Media personality, Ese Ark shares her experience of postpartum depression
By Sewe Ishola,
Nigerian media personality, Ese Walter Ark has revealed her very real experience of postpartum depression in a Facebook post.
Postpartum depression (PPD), also called postnatal depression, is a type of mood disorder associated with childbirth, which can affect both sexes. Symptoms may include extreme sadness, low energy, anxiety, crying episodes, irritability, and changes in sleeping or eating patterns.
Ese shared that she experienced this dark side of motherhood after the birth of her son and felt like she was a bad mom for not being able to put his happiness ahead of her own.
See her story below:
They called me a bad mother ?
After Boobman was born I struggled to find my Happy. At the same time, I had to act happy because who isn’t happy after birthing a child?
I carried on everyday reminding myself that as a mother my happiness came second. I needed to be there for my child. I needed to love him, care for him, take care of him etc.
As he grew, I felt myself sink deeper into the hole that sat in my core. And I couldn’t express this. I remember the day the health visitor came to check on us. She asked, “have you had any unpleasant thoughts concerning your baby?”
“No, I have been so happy since he arrived.” I lied.
She asked a few more questions, checked his height, head size, weight, and was done.
As she left, I wondered if I should call her back and tell her about that night he wouldn’t sleep and I needed sleep, and as I breastfed him, I imagined what would happen if I threw him against the wall. Perhaps I’d be free from this little bondage that seemed to be running my life. But I didn’t. I feared they would think me crazy. Some who knew me already thought me crazy. Sigh. I let her go. I returned to getting by one day at a time.
The day he turned 6 months, I decided I was going to run away. Because he was breastfeeding and I didn’t have any money I stuck around. At 9 months and three weeks, I had saved a little money so I weaned him one Friday, cold turkey style. Nobody knew I was weaning him. By the next day, he had forgotten breast. I was left with swollen painful breasts but I felt it was worth it because finally nothing was tying him to me.
On the 1st of November 2015, a week before he turned 10 months, I took him to my mum’s along with a new nanny I had gotten a week earlier. I told my mum I had a spa date and would be back for him in 2 hours.
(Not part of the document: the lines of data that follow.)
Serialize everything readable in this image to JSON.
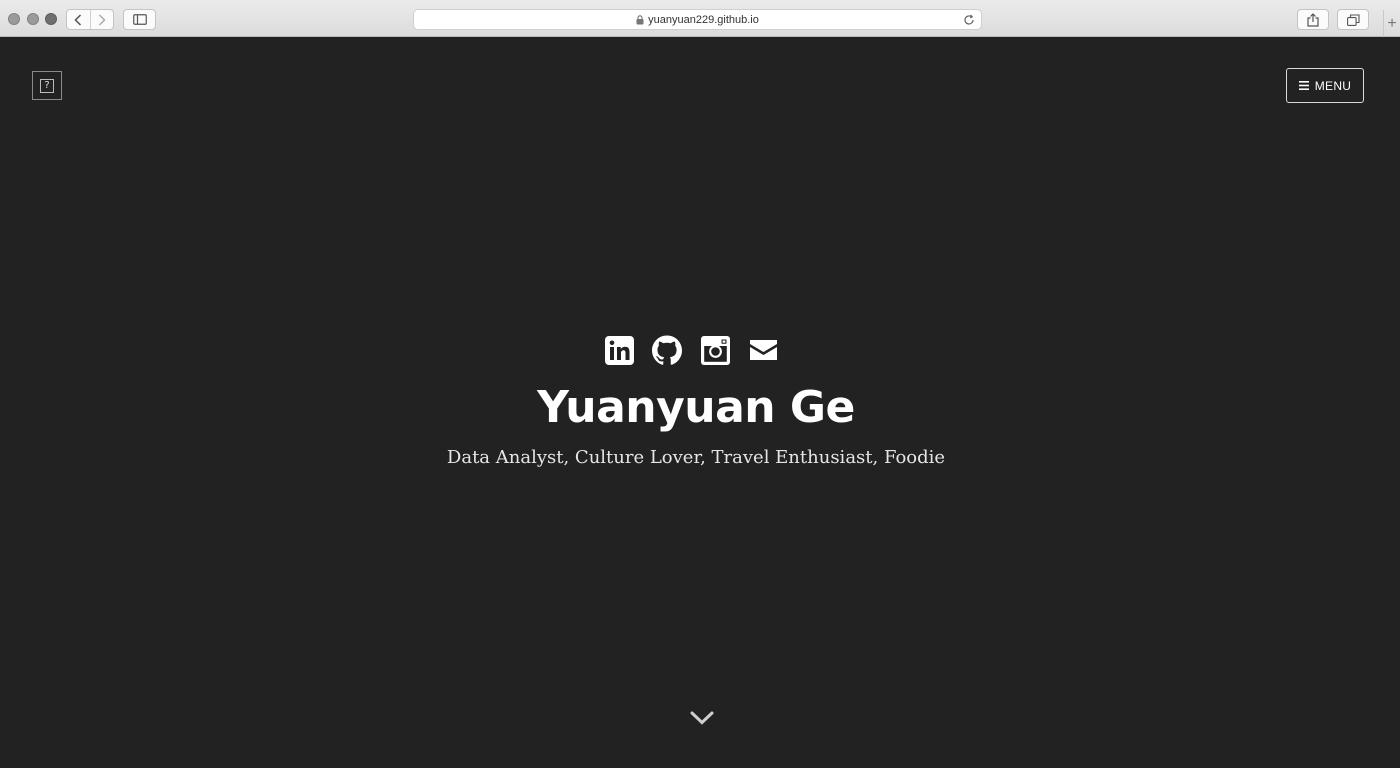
{
  "browser": {
    "url": "yuanyuan229.github.io",
    "new_tab_label": "+"
  },
  "header": {
    "logo_glyph": "?",
    "menu_label": "MENU"
  },
  "hero": {
    "name": "Yuanyuan Ge",
    "tagline": "Data Analyst, Culture Lover, Travel Enthusiast, Foodie",
    "social_icons": [
      "linkedin-icon",
      "github-icon",
      "instagram-icon",
      "email-icon"
    ]
  },
  "colors": {
    "background": "#222222",
    "text": "#ffffff",
    "chrome": "#e4e4e4"
  }
}
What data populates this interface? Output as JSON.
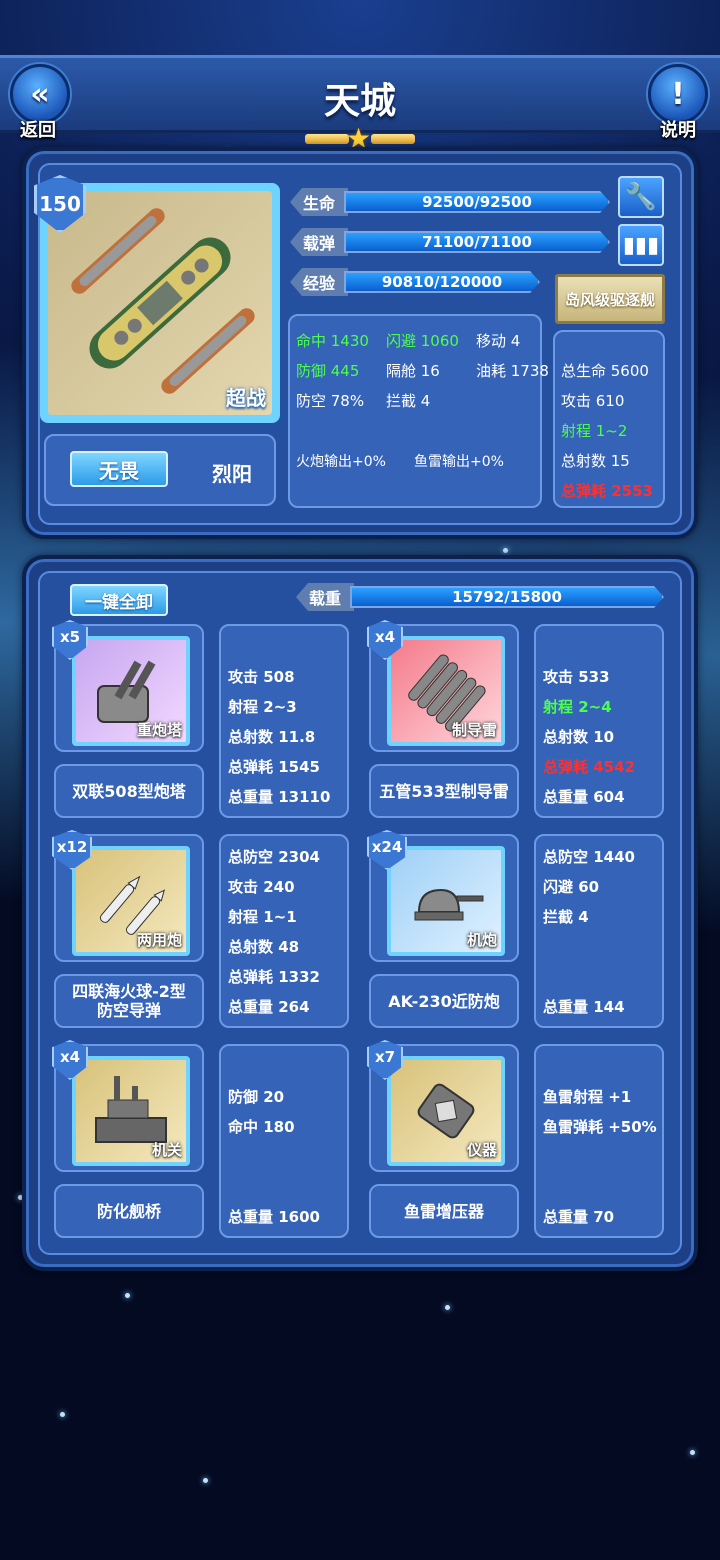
{
  "header": {
    "title": "天城",
    "back_label": "返回",
    "help_label": "说明"
  },
  "ship": {
    "level": "150",
    "class_tag": "超战",
    "tab_active": "无畏",
    "tab_inactive": "烈阳",
    "hp_label": "生命",
    "hp_value": "92500/92500",
    "ammo_label": "载弹",
    "ammo_value": "71100/71100",
    "exp_label": "经验",
    "exp_value": "90810/120000",
    "rival_button": "岛风级驱逐舰",
    "stats": {
      "accuracy": "命中 1430",
      "evasion": "闪避 1060",
      "move": "移动 4",
      "defense": "防御 445",
      "bulkhead": "隔舱 16",
      "fuel": "油耗 1738",
      "aa": "防空 78%",
      "intercept": "拦截 4",
      "gun_output": "火炮输出+0%",
      "torpedo_output": "鱼雷输出+0%"
    },
    "totals": {
      "total_hp": "总生命 5600",
      "attack": "攻击 610",
      "range": "射程 1~2",
      "shots": "总射数 15",
      "ammo_cost": "总弹耗 2553"
    }
  },
  "loadout": {
    "unload_all": "一键全卸",
    "capacity_label": "载重",
    "capacity_value": "15792/15800",
    "items": [
      {
        "qty": "x5",
        "type": "重炮塔",
        "name": "双联508型炮塔",
        "stats": [
          "攻击 508",
          "射程 2~3",
          "总射数 11.8",
          "总弹耗 1545"
        ],
        "weight": "总重量 13110"
      },
      {
        "qty": "x4",
        "type": "制导雷",
        "name": "五管533型制导雷",
        "stats": [
          "攻击 533",
          "射程 2~4",
          "总射数 10",
          "总弹耗 4542"
        ],
        "weight": "总重量 604"
      },
      {
        "qty": "x12",
        "type": "两用炮",
        "name_line1": "四联海火球-2型",
        "name_line2": "防空导弹",
        "stats": [
          "总防空 2304",
          "攻击 240",
          "射程 1~1",
          "总射数 48",
          "总弹耗 1332"
        ],
        "weight": "总重量 264"
      },
      {
        "qty": "x24",
        "type": "机炮",
        "name": "AK-230近防炮",
        "stats": [
          "总防空 1440",
          "闪避 60",
          "拦截 4"
        ],
        "weight": "总重量 144"
      },
      {
        "qty": "x4",
        "type": "机关",
        "name": "防化舰桥",
        "stats": [
          "防御 20",
          "命中 180"
        ],
        "weight": "总重量 1600"
      },
      {
        "qty": "x7",
        "type": "仪器",
        "name": "鱼雷增压器",
        "stats": [
          "鱼雷射程 +1",
          "鱼雷弹耗 +50%"
        ],
        "weight": "总重量 70"
      }
    ]
  }
}
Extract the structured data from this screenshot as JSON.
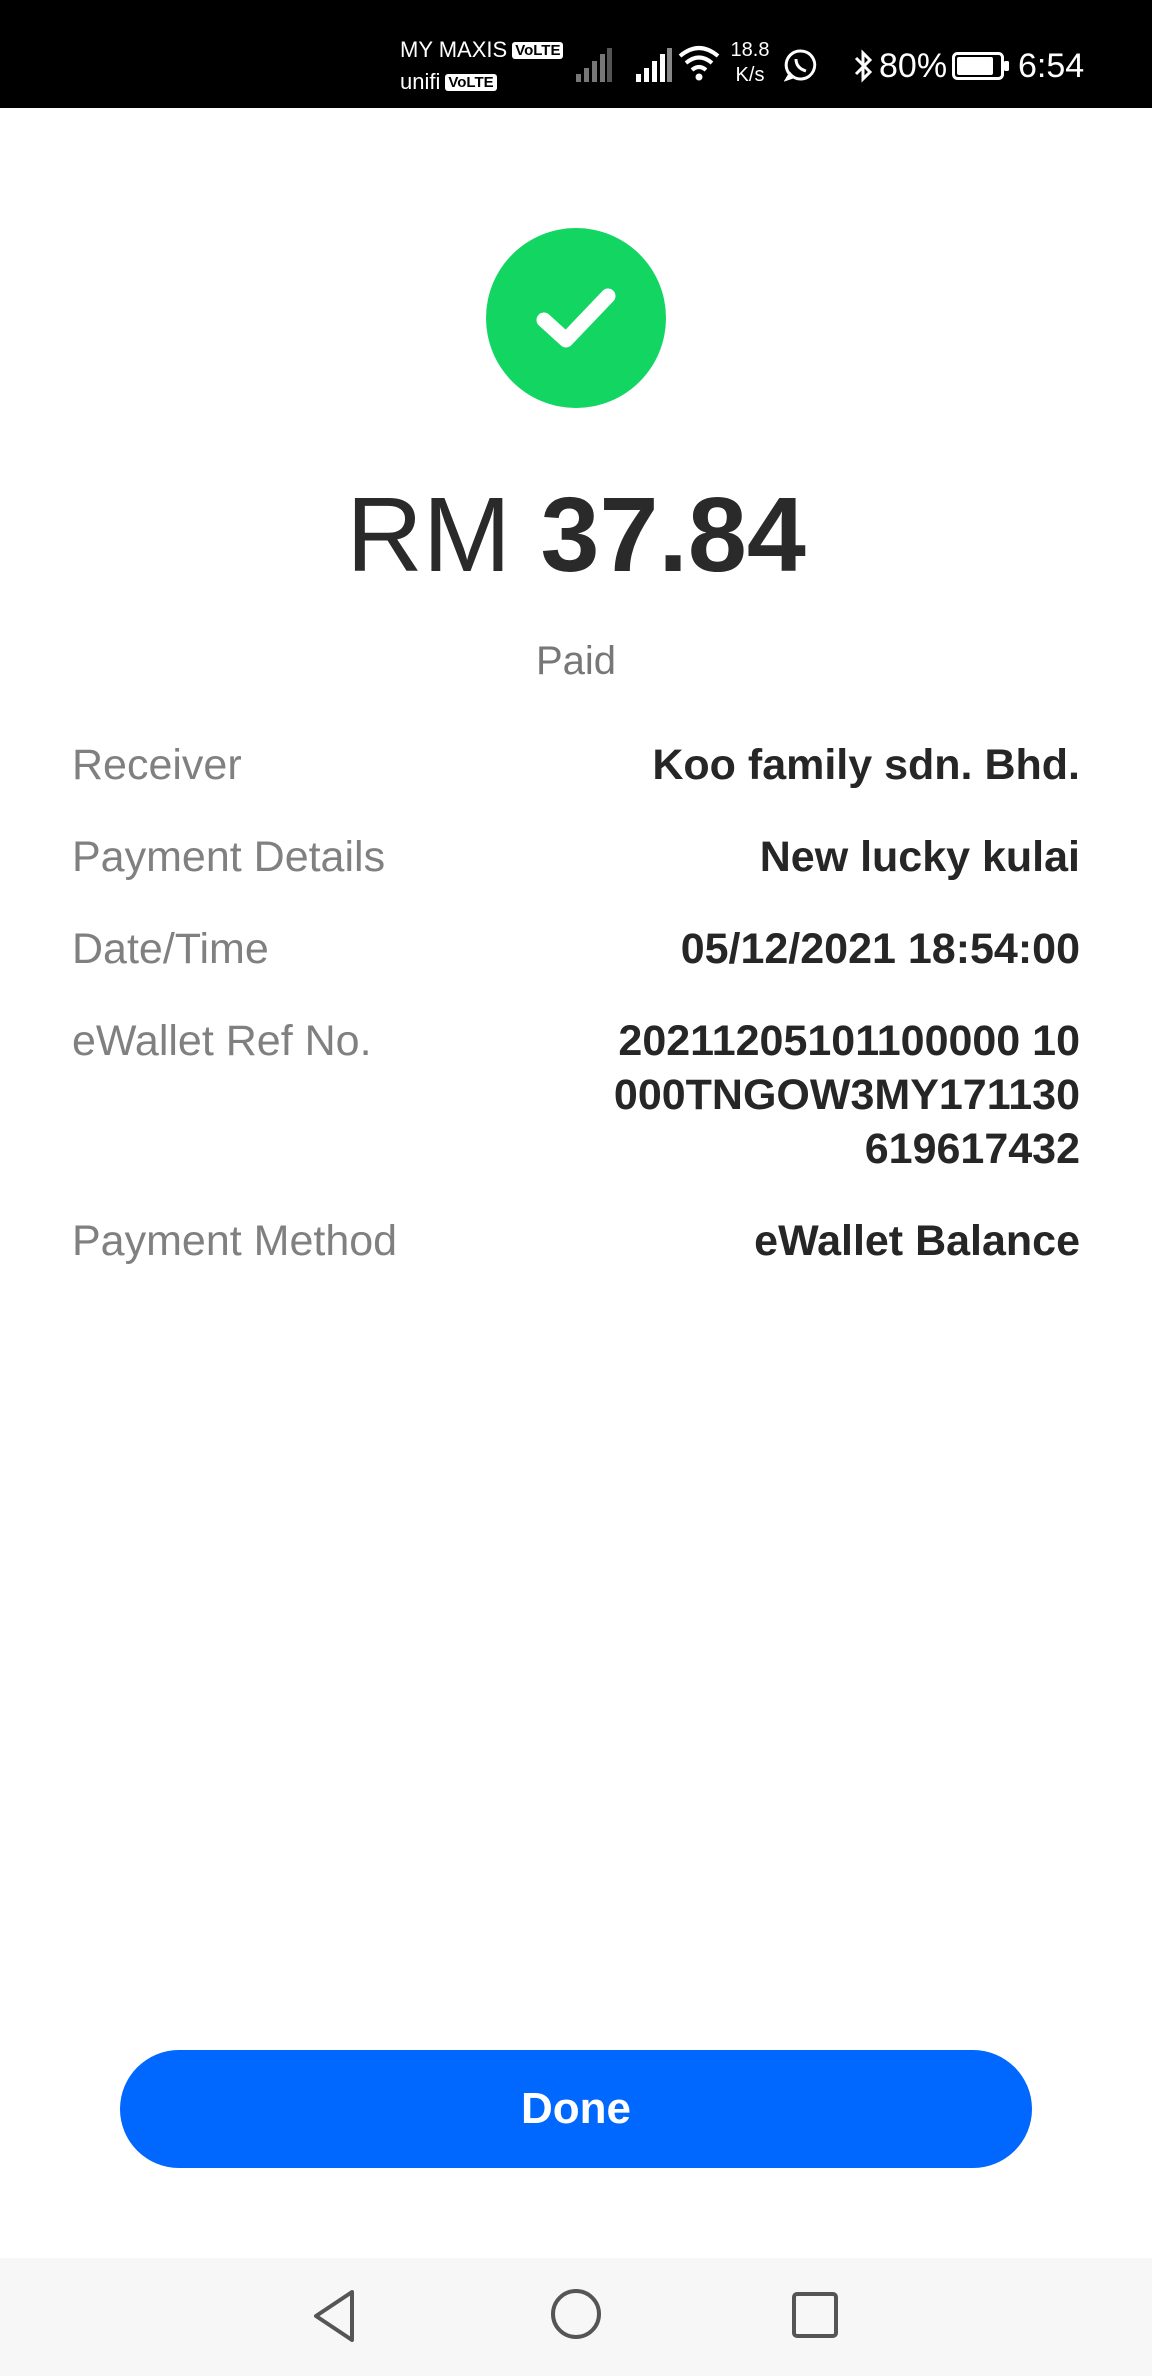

As I left the house, I headed to the airport, bought a one way ticket to Lagos and left Abuja, Boobman, and motherhood behind. I sent text messages to my family that I was gone and not coming back.
They tried to reach me by email. I was told that I abandoned my child and I was a bad mother. It was true. They were right. I had already concluded to myself that I was a bad mother long before anyone else told me so. I wasn’t going to mother, I wanted to feel alive. I wanted to feel I mattered too. I wanted to feel, period.
I didn’t want to hurt my baby. I wasn’t sure how long I would have lasted before I snapped. Leaving was the only option. I wasn’t going to come back.
A few months later we were reunited. I was told to apologize to him for leaving him. What they didn’t know was for the months I planned my leaving, he was aware. I told him every time I breastfed him that I was sorry I had to go away without him. I told him the times I was sad. I told him the times I felt lost and empty. And the night before that November 1st, I shed a tear as I told him I was leaving the next day.
I still remember my final thought before I left. I said to myself, “if I die now, this child will survive and even thrive.” At that, my mind made itself up.
I know we like to think a mother should sacrifice herself for her babies but sometimes mother wants to run away and leave everything behind. This usually starts and ends as a thought or wishful thinking for most new mothers. For me, it was the only way to live. So I took the leap.
#diaryoftheboobmum #badmother#breakingthecord#runningfrommothering #unusualmothering#motherdoesntknowbest#motherstruggles”
Since she shared her story, several others have been sending their experiences to her, and she’s been posting them anonymously on her Facebook wall.